▶ [What to produce] The answer consists of one number: how many lines of the data below include the string "Create".
--- Given data ---
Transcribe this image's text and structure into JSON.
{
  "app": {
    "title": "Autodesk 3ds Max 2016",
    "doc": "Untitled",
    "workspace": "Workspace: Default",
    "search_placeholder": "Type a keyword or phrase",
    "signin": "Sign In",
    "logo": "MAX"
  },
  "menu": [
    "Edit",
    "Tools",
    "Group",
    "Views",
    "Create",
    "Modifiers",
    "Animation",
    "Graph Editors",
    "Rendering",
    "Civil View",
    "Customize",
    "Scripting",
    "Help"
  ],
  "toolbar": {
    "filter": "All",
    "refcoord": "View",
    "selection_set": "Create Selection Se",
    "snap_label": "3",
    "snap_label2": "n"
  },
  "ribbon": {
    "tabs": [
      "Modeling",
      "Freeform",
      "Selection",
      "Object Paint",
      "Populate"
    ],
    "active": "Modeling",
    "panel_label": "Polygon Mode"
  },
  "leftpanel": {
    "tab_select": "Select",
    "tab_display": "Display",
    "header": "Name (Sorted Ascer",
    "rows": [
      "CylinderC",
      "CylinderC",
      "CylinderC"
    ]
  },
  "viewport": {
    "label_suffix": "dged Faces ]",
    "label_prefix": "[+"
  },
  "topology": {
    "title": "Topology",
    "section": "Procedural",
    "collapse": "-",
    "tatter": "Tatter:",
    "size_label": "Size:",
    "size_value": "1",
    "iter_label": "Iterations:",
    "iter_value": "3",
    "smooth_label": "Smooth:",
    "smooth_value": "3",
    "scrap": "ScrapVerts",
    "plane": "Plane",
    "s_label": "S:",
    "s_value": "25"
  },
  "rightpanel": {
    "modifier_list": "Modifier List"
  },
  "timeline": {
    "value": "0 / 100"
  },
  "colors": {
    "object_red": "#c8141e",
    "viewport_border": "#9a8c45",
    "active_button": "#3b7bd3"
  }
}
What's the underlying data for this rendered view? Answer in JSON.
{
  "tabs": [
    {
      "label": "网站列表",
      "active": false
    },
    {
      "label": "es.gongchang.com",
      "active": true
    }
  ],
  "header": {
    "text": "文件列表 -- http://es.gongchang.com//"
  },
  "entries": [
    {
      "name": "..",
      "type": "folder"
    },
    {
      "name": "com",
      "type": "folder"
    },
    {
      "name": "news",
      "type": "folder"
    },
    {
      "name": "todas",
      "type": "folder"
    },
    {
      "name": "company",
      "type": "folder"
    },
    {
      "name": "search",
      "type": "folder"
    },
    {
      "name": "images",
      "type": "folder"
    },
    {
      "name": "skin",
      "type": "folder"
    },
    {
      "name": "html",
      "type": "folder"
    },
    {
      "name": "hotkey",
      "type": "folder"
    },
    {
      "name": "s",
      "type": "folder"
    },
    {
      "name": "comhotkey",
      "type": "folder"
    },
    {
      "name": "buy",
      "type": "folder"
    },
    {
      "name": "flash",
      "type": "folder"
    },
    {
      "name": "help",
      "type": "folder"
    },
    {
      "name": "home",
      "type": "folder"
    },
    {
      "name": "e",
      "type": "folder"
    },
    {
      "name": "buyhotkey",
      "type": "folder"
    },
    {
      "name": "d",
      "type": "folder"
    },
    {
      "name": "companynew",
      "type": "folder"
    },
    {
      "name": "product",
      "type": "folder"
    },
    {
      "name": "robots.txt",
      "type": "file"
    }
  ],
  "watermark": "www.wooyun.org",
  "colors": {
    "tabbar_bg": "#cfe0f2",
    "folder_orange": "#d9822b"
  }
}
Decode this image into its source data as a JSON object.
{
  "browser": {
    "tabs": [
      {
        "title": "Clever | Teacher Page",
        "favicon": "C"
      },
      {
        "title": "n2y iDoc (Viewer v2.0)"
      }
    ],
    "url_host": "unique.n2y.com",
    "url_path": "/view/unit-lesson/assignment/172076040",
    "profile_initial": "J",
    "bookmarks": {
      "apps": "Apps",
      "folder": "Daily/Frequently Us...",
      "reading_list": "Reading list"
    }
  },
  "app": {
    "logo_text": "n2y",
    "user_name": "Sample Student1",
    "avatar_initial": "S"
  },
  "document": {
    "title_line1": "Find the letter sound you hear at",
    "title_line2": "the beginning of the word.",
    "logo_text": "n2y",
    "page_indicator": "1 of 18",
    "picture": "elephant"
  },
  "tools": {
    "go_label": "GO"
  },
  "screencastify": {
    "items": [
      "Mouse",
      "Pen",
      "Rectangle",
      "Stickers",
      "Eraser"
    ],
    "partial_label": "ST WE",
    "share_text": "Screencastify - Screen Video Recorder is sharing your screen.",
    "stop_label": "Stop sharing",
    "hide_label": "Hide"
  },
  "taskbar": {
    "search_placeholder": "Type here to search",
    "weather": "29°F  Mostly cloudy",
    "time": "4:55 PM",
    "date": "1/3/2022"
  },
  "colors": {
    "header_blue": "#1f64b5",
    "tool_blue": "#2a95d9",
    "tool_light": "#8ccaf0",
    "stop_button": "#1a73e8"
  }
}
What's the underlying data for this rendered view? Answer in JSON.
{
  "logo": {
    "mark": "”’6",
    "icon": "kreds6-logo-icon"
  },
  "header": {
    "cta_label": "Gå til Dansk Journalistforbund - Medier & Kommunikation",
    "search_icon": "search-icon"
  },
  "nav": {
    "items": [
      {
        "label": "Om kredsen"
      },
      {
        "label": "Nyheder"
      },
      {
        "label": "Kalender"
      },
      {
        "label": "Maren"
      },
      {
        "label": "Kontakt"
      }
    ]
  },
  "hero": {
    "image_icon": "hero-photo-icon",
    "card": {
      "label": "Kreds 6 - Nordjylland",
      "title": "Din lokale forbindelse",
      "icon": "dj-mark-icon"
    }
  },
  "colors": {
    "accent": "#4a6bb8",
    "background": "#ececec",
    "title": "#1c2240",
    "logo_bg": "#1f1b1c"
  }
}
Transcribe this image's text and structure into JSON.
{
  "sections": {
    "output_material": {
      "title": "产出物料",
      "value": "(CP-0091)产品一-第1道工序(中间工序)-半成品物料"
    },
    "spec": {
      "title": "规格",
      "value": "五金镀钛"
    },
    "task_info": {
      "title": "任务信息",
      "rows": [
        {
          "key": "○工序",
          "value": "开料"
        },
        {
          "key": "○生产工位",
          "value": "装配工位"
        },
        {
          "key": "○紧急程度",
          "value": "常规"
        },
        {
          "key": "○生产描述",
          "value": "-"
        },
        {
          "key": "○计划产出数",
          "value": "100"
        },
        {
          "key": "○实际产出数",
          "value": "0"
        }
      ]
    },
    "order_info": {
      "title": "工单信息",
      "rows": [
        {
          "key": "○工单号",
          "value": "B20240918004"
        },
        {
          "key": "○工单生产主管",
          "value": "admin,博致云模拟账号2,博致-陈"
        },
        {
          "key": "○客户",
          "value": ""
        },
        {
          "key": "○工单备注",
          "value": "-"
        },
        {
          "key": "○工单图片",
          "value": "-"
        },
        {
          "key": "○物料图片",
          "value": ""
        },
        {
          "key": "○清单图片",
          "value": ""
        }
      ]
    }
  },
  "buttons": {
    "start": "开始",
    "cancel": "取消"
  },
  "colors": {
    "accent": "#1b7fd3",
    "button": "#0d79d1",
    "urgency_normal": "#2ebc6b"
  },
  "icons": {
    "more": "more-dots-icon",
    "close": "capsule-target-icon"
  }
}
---
▶ [Completed exercise] 2